This year AIGA has organized exhibitions in conjunction with the Republican National Convention (Cleveland, July 1821, 2016), Democratic National Convention (Philadelphia, July 25–28, 2016), and AIGA Design Conference (Las Vegas, October 17–19, 2016). Through these exhibition we showcase how the power of design can be used to motivate the American public to register and turn out to vote.
Voter Turnout in the US is Low
In fact, it’s among the lowest in the developed world. While approximately 218,959,000 Americans are eligible to vote, only 146,311,000 are registered to vote. 1 Of those registered to vote, an even lower number actually go to the polls on election day.
Why Aren’t People Voting?
The most popular reasons cited for not voting are 1 :
• Too busy / conflicting schedule: 17.5%
• Not interested: 13.4%
• Did not like candidates or campaign issues: 12.9%
• Illness or disability: 14.9%
Who IS (and isn’t) Voting?
For the first time ever in 2012, the number of eligible African American voters who voted (66.2%) exceeded the number of eligible caucasian voters who voted (64.1%). Only 48% of eligible Latino voters and 47.3% of eligible Asian American voters voted in 2012.
Women’s voter turnout has exceeded men’s in every presidential election since 1980. In 2012, 63.7% of women voted vs. 59.8% of men.
Wealthy Americans vote at a higher rate than those of lower socioeconomic status. In 2008, only 41% of eligible voters making less than $15,000 a year voted, compared to 78% of those making $150,000 a year or more.
21% of the eligible voting population in the US is 18-29 years old.
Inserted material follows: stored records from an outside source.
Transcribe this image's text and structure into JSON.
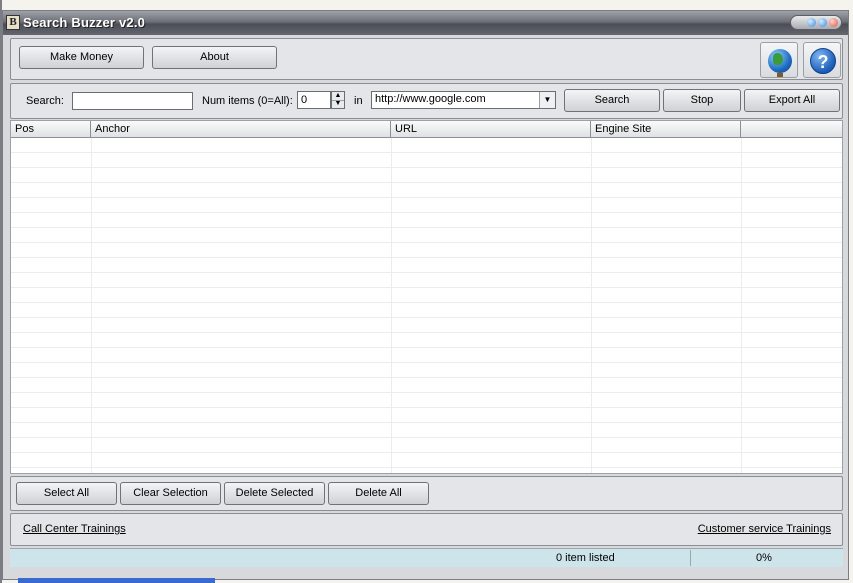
{
  "window": {
    "title": "Search Buzzer v2.0",
    "app_icon_letter": "B"
  },
  "toolbar": {
    "make_money_label": "Make Money",
    "about_label": "About"
  },
  "search_bar": {
    "search_label": "Search:",
    "search_value": "",
    "num_items_label": "Num items (0=All):",
    "num_items_value": "0",
    "in_label": "in",
    "engine_value": "http://www.google.com",
    "search_button": "Search",
    "stop_button": "Stop",
    "export_button": "Export All"
  },
  "table": {
    "columns": [
      "Pos",
      "Anchor",
      "URL",
      "Engine Site",
      ""
    ],
    "rows": []
  },
  "actions": {
    "select_all": "Select All",
    "clear_selection": "Clear Selection",
    "delete_selected": "Delete Selected",
    "delete_all": "Delete All"
  },
  "links": {
    "left": "Call Center Trainings",
    "right": "Customer service Trainings"
  },
  "status": {
    "count_text": "0 item listed",
    "progress_text": "0%"
  },
  "icons": {
    "globe": "globe-icon",
    "help": "help-icon"
  }
}
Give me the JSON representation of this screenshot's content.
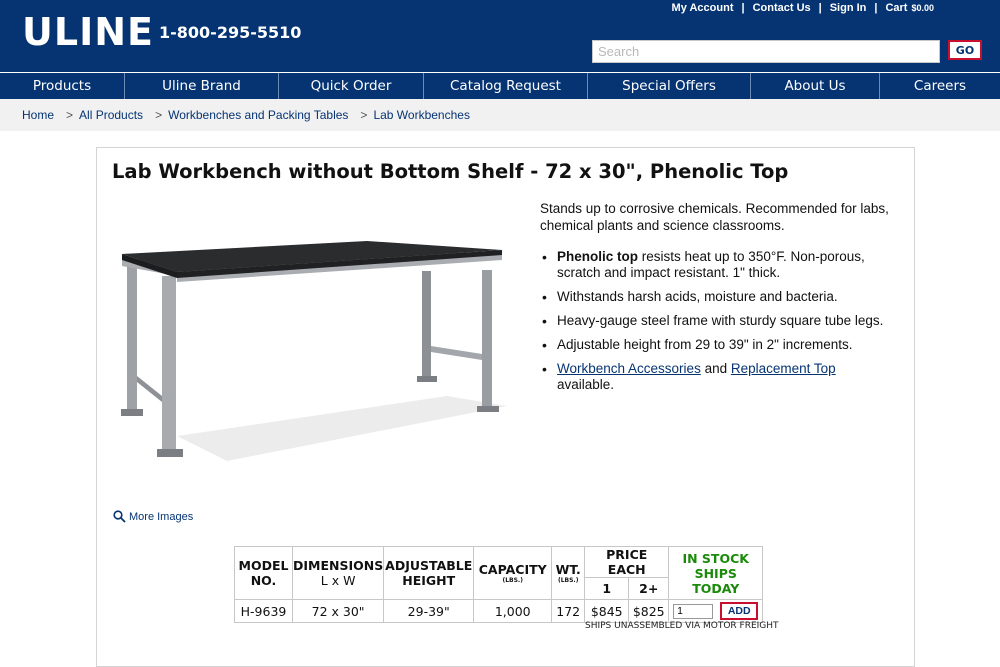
{
  "header": {
    "logo": "ULINE",
    "phone": "1-800-295-5510",
    "links": [
      "My Account",
      "Contact Us",
      "Sign In",
      "Cart"
    ],
    "cart_total": "$0.00",
    "search_placeholder": "Search",
    "go_label": "GO"
  },
  "nav": [
    "Products",
    "Uline Brand",
    "Quick Order",
    "Catalog Request",
    "Special Offers",
    "About Us",
    "Careers"
  ],
  "breadcrumb": [
    "Home",
    "All Products",
    "Workbenches and Packing Tables",
    "Lab Workbenches"
  ],
  "product": {
    "title": "Lab Workbench without Bottom Shelf - 72 x 30\", Phenolic Top",
    "description": "Stands up to corrosive chemicals. Recommended for labs, chemical plants and science classrooms.",
    "bullet1_bold": "Phenolic top",
    "bullet1_rest": " resists heat up to 350°F. Non-porous, scratch and impact resistant. 1\" thick.",
    "bullet2": "Withstands harsh acids, moisture and bacteria.",
    "bullet3": "Heavy-gauge steel frame with sturdy square tube legs.",
    "bullet4": "Adjustable height from 29 to 39\" in 2\" increments.",
    "bullet5_link1": "Workbench Accessories",
    "bullet5_and": " and ",
    "bullet5_link2": "Replacement Top",
    "bullet5_rest": " available.",
    "more_images": "More Images"
  },
  "table": {
    "headers": {
      "model": "MODEL NO.",
      "dimensions": "DIMENSIONS",
      "dimensions_sub": "L x W",
      "adjustable": "ADJUSTABLE",
      "adjustable_sub": "HEIGHT",
      "capacity": "CAPACITY",
      "capacity_unit": "(LBS.)",
      "wt": "WT.",
      "wt_unit": "(LBS.)",
      "price_each": "PRICE EACH",
      "price_1": "1",
      "price_2": "2+",
      "stock": "IN STOCK",
      "ships": "SHIPS TODAY"
    },
    "row": {
      "model": "H-9639",
      "dimensions": "72 x 30\"",
      "height": "29-39\"",
      "capacity": "1,000",
      "wt": "172",
      "price1": "$845",
      "price2": "$825",
      "qty": "1",
      "add_label": "ADD"
    },
    "note": "SHIPS UNASSEMBLED VIA MOTOR FREIGHT"
  }
}
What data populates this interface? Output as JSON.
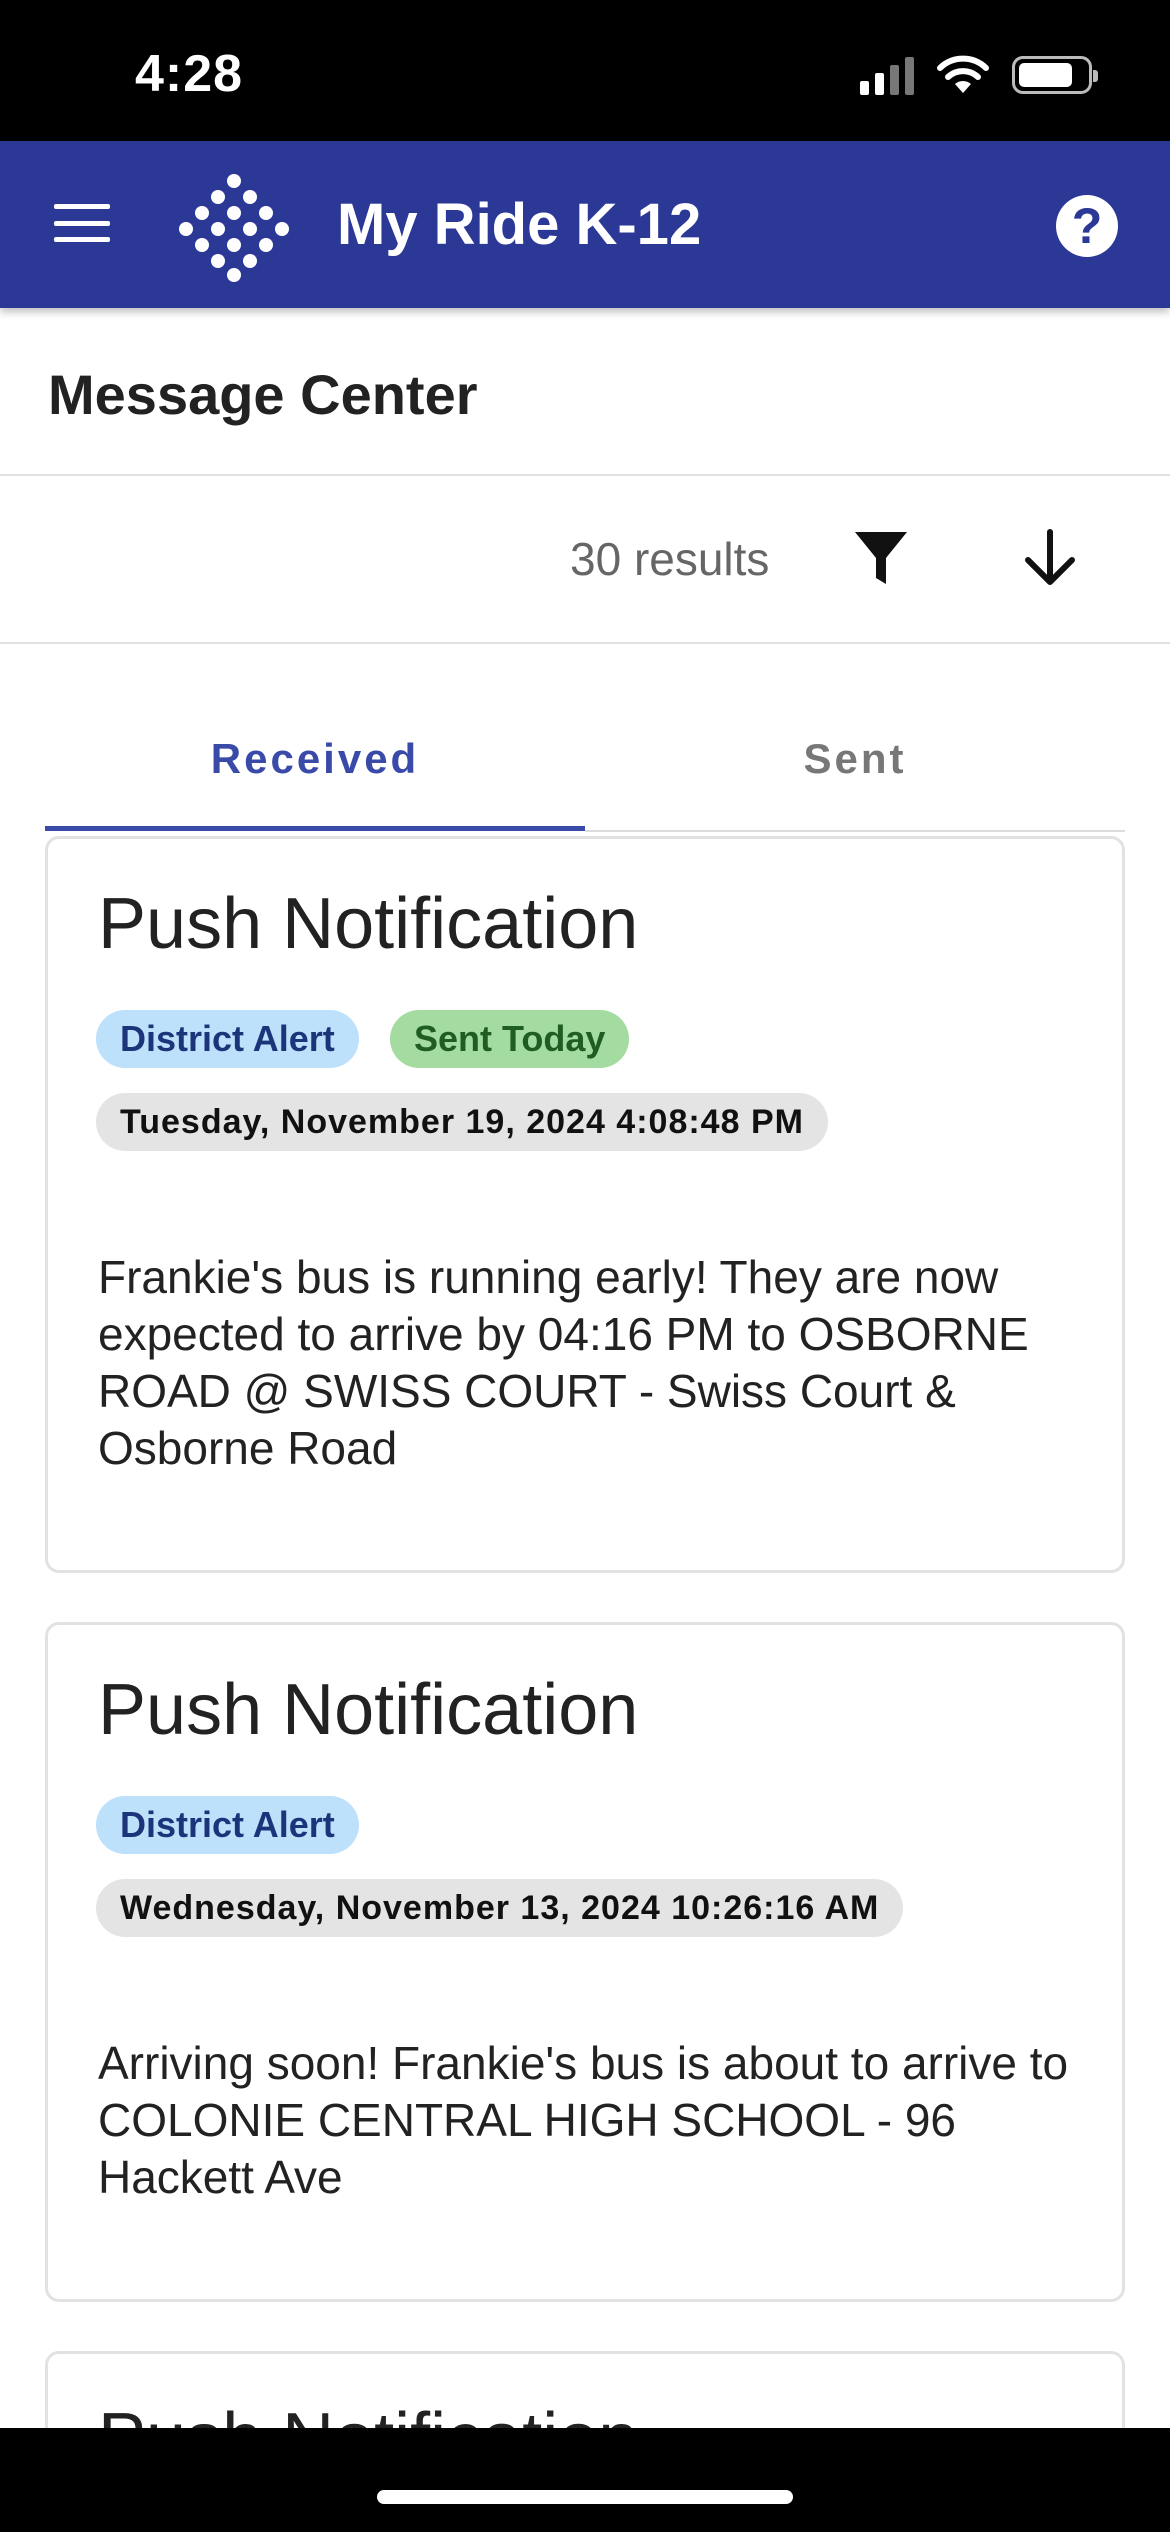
{
  "status_bar": {
    "time": "4:28"
  },
  "app_bar": {
    "title": "My Ride K-12",
    "help_glyph": "?",
    "colors": {
      "background": "#2b3896"
    }
  },
  "header": {
    "title": "Message Center"
  },
  "toolbar": {
    "results": "30 results"
  },
  "tabs": [
    {
      "label": "Received",
      "active": true
    },
    {
      "label": "Sent",
      "active": false
    }
  ],
  "messages": [
    {
      "title": "Push Notification",
      "badges": [
        "District Alert",
        "Sent Today"
      ],
      "date": "Tuesday, November 19, 2024 4:08:48 PM",
      "body": "Frankie's bus is running early! They are now expected to arrive by 04:16 PM to OSBORNE ROAD @ SWISS COURT - Swiss Court & Osborne Road"
    },
    {
      "title": "Push Notification",
      "badges": [
        "District Alert"
      ],
      "date": "Wednesday, November 13, 2024 10:26:16 AM",
      "body": "Arriving soon! Frankie's bus is about to arrive to COLONIE CENTRAL HIGH SCHOOL - 96 Hackett Ave"
    },
    {
      "title": "Push Notification"
    }
  ]
}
However, that age group is 20% less likely to vote than those 30 years old and older. 2
How Can We Encourage Voter Registration and Voting?
Verbiage – Using self-relevant nouns instead of verbs is more effective in getting people to the polls. Being “a voter” affirms a virtuous part of a person’s identity. 3
Election Day Registration – States that allow same day registration consistently lead the nation in voter turnout. In the 2010 election it allowed almost 640,000 Americans to register and vote. 4
Voter Buzz – More people are motivated to vote when they know or have heard voter turnout will be high. 3
Repeat Customers – Those who have voted once are more likely to vote again. 5
Continue the Conversation
For more information about the Get Out the Vote initiative, join us at the Galleries at CSU on Thursday, July 7th for the exhibitions opening night reception, or visit aiga.org/vote.